**Data listing**
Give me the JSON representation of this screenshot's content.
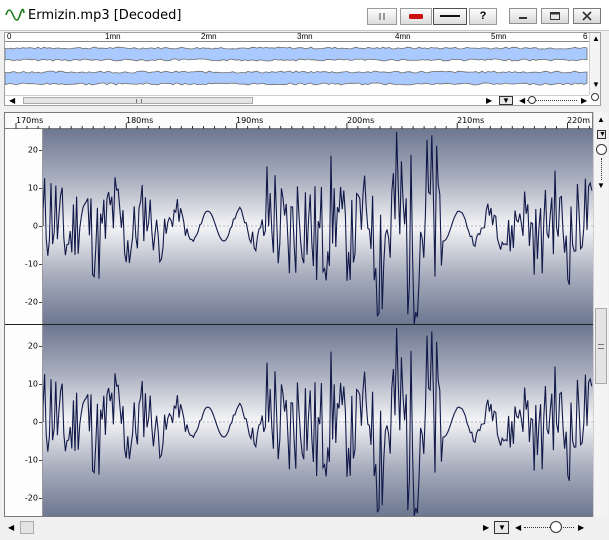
{
  "window": {
    "title": "Ermizin.mp3 [Decoded]"
  },
  "toolbar": {
    "buttons": [
      {
        "name": "pause-button",
        "icon": "pause-icon"
      },
      {
        "name": "record-button",
        "icon": "record-icon",
        "color": "#cc1111"
      },
      {
        "name": "line-tool-button",
        "icon": "line-icon"
      },
      {
        "name": "help-button",
        "label": "?"
      }
    ]
  },
  "window_controls": {
    "minimize": "minimize-icon",
    "maximize": "maximize-icon",
    "close": "close-icon"
  },
  "overview": {
    "ruler_ticks": [
      "0",
      "1mn",
      "2mn",
      "3mn",
      "4mn",
      "5mn",
      "6"
    ],
    "fill_color": "#a9c9ff",
    "outline_color": "#6e6e6e"
  },
  "main": {
    "ruler_ticks": [
      "170ms",
      "180ms",
      "190ms",
      "200ms",
      "210ms",
      "220m"
    ],
    "channels": [
      {
        "y_ticks": [
          "20",
          "10",
          "0",
          "-10",
          "-20"
        ]
      },
      {
        "y_ticks": [
          "20",
          "10",
          "0",
          "-10",
          "-20"
        ]
      }
    ],
    "wave_color": "#121a4a"
  }
}
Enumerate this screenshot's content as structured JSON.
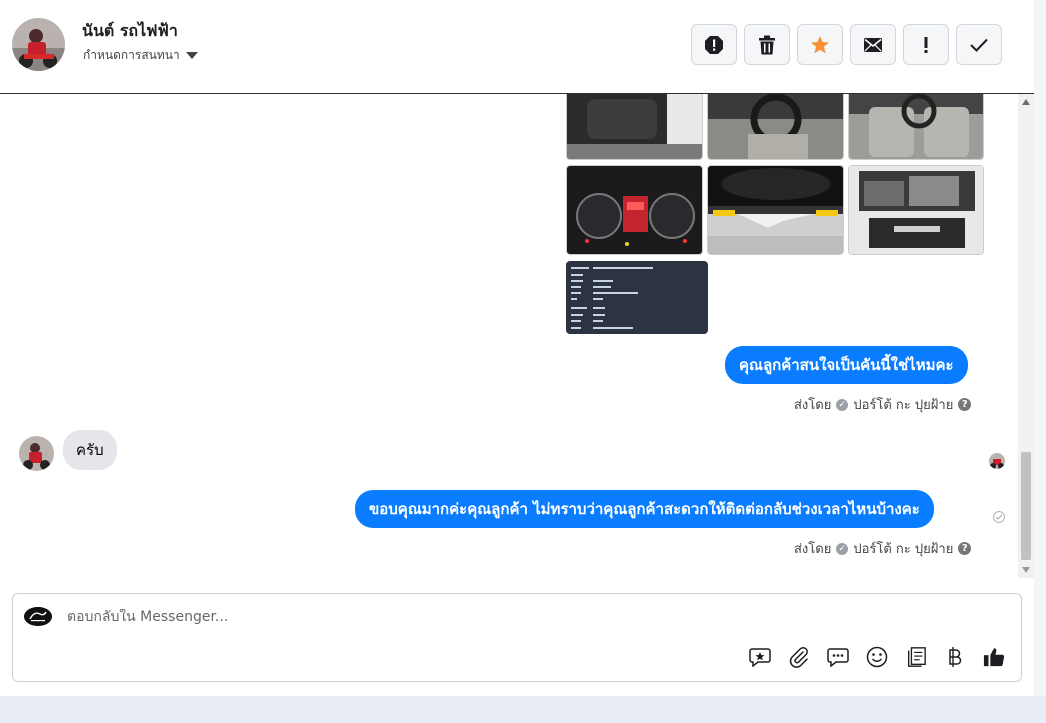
{
  "header": {
    "contact_name": "นันต์ รถไฟฟ้า",
    "assign_label": "กำหนดการสนทนา"
  },
  "actions": [
    {
      "name": "mark-spam-button",
      "icon": "alert-octagon-icon"
    },
    {
      "name": "delete-button",
      "icon": "trash-icon"
    },
    {
      "name": "star-button",
      "icon": "star-icon"
    },
    {
      "name": "mark-unread-button",
      "icon": "envelope-icon"
    },
    {
      "name": "follow-up-button",
      "icon": "exclamation-icon"
    },
    {
      "name": "mark-done-button",
      "icon": "check-icon"
    }
  ],
  "colors": {
    "accent": "#0a7cff",
    "star": "#f7923a"
  },
  "messages": {
    "out1": "คุณลูกค้าสนใจเป็นคันนี้ใช่ไหมคะ",
    "sent_by_prefix": "ส่งโดย",
    "sent_by_name": "ปอร์โต้ กะ ปุยฝ้าย",
    "in1": "ครับ",
    "out2": "ขอบคุณมากค่ะคุณลูกค้า ไม่ทราบว่าคุณลูกค้าสะดวกให้ติดต่อกลับช่วงเวลาไหนบ้างคะ"
  },
  "composer": {
    "placeholder": "ตอบกลับใน Messenger...",
    "tools": [
      "saved-reply-icon",
      "attachment-icon",
      "chat-bubble-icon",
      "emoji-icon",
      "catalog-icon",
      "baht-icon",
      "like-icon"
    ]
  }
}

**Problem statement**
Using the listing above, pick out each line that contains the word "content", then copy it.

**Exercise output**
Give me the JSON representation of this screenshot's content.
Enumerate this screenshot's content as structured JSON.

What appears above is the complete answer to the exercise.